Problem statement
Read through the records below and copy each line that uses the word "true".

(Provided data)

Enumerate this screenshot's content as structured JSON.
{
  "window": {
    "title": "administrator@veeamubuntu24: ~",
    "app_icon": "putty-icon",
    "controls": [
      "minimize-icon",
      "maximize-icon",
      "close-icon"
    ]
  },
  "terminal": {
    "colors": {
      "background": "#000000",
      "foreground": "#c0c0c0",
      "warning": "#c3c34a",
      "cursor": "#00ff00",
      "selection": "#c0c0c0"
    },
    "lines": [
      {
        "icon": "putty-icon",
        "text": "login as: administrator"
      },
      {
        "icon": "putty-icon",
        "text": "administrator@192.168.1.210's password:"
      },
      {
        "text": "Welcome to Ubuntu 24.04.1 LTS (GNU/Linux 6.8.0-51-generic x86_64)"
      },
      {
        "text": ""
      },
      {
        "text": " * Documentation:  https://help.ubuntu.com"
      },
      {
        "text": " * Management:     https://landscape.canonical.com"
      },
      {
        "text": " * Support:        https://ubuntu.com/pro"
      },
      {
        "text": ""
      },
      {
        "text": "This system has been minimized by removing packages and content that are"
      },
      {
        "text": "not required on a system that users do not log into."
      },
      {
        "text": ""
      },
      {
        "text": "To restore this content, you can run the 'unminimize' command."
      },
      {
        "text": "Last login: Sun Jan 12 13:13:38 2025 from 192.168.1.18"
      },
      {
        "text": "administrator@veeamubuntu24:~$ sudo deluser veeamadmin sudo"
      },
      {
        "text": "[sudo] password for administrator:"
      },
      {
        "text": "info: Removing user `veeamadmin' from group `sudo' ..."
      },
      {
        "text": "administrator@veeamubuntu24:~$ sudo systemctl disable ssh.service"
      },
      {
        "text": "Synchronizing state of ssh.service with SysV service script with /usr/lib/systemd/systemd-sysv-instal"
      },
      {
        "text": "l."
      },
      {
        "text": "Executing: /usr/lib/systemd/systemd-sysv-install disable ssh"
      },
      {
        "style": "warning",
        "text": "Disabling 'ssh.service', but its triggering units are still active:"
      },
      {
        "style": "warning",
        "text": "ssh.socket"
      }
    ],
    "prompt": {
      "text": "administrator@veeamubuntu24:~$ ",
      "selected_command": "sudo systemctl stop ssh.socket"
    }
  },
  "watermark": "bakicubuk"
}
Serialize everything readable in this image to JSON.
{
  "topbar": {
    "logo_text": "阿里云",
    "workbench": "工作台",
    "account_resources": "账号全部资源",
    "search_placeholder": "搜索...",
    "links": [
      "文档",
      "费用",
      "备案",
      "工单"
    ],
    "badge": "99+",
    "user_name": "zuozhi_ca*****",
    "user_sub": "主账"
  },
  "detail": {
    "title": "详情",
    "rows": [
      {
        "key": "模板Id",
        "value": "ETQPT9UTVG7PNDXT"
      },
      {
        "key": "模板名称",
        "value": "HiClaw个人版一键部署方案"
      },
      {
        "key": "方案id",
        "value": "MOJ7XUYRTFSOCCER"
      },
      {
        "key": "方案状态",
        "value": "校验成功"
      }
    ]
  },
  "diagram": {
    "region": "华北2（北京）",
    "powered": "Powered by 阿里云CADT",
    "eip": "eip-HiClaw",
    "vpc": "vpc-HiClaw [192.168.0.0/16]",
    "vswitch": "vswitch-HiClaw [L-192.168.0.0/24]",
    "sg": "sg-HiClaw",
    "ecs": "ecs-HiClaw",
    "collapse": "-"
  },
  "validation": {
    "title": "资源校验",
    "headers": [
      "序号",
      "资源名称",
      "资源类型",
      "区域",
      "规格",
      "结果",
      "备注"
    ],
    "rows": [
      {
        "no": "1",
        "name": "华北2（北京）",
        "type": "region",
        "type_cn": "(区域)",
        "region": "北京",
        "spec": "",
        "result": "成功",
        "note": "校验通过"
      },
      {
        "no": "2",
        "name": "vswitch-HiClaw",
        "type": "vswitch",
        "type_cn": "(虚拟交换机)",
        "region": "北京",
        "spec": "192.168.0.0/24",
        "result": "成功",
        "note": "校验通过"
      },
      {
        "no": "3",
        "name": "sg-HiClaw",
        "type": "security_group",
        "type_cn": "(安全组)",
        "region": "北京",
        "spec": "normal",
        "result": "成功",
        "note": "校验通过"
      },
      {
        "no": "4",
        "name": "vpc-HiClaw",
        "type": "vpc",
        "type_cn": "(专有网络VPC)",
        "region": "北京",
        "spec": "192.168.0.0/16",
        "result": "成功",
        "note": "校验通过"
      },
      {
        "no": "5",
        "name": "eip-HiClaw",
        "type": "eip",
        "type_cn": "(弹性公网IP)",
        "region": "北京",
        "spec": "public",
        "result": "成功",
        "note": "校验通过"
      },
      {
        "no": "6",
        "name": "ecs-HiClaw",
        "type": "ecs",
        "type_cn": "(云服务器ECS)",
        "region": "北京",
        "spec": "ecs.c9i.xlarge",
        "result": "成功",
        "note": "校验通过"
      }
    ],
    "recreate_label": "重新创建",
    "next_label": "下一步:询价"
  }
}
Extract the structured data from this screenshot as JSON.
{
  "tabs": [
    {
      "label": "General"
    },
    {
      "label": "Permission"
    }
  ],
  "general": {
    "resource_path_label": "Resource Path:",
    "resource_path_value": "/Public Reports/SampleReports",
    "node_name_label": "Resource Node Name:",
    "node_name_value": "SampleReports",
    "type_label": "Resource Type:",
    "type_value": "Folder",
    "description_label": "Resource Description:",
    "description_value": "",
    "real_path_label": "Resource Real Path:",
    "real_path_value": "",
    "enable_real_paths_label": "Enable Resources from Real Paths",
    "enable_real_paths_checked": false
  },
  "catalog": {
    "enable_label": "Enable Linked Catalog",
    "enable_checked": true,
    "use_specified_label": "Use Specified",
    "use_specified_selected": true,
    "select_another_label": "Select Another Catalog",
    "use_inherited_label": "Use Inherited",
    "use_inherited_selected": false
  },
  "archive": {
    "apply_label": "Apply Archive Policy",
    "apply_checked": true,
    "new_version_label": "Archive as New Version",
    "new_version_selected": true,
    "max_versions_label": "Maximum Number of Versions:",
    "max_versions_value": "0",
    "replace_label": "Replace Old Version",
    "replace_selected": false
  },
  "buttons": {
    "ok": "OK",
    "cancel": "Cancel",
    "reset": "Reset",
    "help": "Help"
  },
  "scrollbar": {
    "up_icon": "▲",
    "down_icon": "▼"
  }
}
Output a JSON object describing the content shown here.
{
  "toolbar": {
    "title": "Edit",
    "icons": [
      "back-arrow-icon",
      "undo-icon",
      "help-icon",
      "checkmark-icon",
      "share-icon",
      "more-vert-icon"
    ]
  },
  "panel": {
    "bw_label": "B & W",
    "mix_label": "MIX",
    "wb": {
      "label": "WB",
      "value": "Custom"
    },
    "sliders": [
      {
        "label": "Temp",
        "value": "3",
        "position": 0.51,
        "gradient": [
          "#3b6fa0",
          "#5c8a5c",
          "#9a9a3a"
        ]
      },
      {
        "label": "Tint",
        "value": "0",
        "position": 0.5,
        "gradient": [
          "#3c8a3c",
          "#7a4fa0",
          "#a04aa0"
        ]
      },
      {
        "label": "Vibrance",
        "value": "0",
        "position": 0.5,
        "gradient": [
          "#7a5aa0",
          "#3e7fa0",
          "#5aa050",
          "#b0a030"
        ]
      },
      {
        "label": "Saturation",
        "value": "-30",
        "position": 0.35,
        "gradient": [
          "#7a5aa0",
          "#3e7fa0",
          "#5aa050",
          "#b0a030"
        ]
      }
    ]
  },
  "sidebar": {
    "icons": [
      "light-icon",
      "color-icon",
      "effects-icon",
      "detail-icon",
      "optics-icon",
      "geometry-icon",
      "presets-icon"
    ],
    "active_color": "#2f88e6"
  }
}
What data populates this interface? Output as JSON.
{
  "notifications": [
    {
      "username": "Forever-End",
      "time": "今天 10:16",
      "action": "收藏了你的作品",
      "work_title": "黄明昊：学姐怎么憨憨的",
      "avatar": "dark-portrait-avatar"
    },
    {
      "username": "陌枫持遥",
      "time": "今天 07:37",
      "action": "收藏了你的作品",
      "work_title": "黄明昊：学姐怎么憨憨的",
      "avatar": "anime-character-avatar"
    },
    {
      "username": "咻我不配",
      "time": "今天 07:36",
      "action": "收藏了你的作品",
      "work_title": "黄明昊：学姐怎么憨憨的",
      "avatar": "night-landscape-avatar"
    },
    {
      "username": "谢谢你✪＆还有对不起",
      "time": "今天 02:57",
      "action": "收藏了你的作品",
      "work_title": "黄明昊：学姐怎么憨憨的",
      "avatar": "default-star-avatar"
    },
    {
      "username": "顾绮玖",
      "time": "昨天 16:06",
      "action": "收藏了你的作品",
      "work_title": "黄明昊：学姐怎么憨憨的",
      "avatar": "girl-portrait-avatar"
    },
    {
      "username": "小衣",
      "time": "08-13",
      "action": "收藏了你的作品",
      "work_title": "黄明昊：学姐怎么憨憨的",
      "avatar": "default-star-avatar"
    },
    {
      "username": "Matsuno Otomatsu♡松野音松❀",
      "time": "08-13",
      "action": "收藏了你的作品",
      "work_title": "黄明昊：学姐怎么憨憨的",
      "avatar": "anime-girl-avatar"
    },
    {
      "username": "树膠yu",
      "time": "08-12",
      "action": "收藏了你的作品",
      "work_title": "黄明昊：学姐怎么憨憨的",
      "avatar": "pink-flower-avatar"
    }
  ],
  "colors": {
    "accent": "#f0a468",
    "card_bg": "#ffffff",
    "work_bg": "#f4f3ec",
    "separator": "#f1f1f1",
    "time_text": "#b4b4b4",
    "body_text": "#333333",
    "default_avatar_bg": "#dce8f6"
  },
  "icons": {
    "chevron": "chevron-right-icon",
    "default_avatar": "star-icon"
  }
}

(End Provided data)

Finished task
    "enable_checked": true,
    "use_specified_selected": true,
    "apply_checked": true,
    "new_version_selected": true,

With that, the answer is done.